The Thorne Miniature Rooms are one of the Art Institute of Chicago’s most beloved exhibits: 68 miniature detailed representations of rooms that might have existed in Europe and America over some six centuries.
They inspired author Marianne Malone of Urbana to write a series of children’s books aptly named “The Sixty-Eight Rooms.” The latest in the series, “The Pirate’s Coin,” is released in paperback Tuesday.
The books feature Ruthie and Jack, two sixth graders who, through a magical key, are able to shrink small enough to fit into the Thorne Rooms.
They discover that some of the rooms turn out to be portals to other times and places.
Janet Riehecky’s been fascinated by dinosaurs since she was a little girl; today, she writes books about them. This hour on Focus, host Jim Meadows talks with Riehecky about writing a children’s book that grounds itself in scientific fact. Riehecky is the author of several children's books, including the series "Killer Animals," which features a variety of creatures found in nature such as scorpions and cobras.

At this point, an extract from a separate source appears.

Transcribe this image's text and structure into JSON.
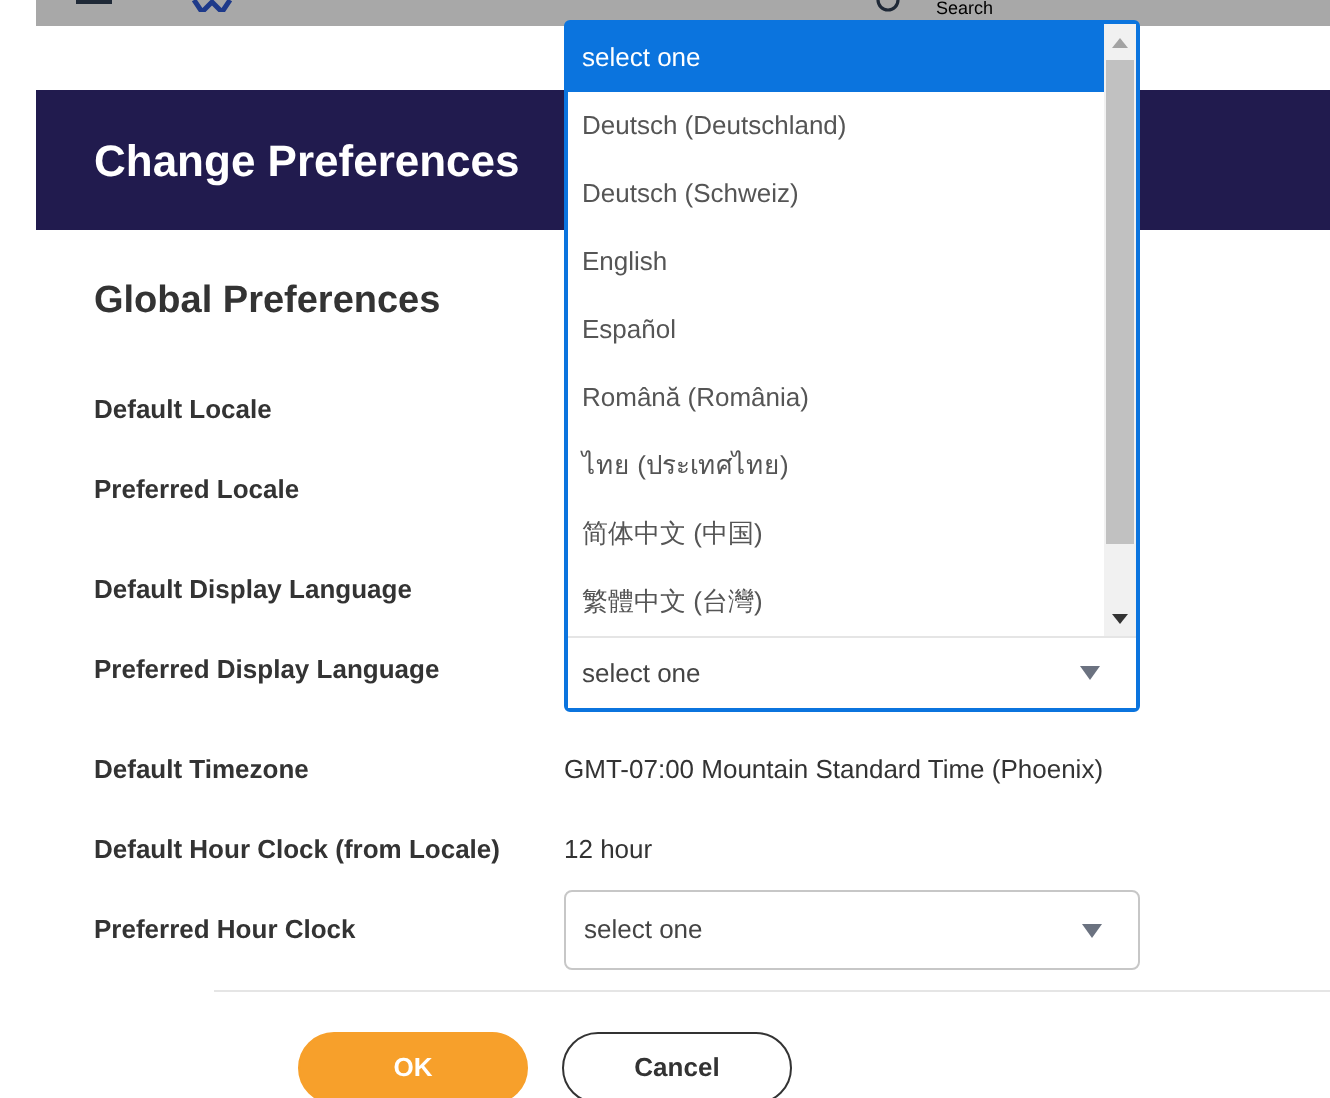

Then, Meadows talks with Urbana author Marianne Malone. Malone has been working on a series of books inspired by the Thorne Room art exhibit at the Art Institute of Chicago. Although the stories are fictional, she says the books pull from history and are meant to teach about the past. Malone has so far written three books in the series, the latest being The Pirate's Coin.
What were your favorite books when you were little? Did they teach you anything?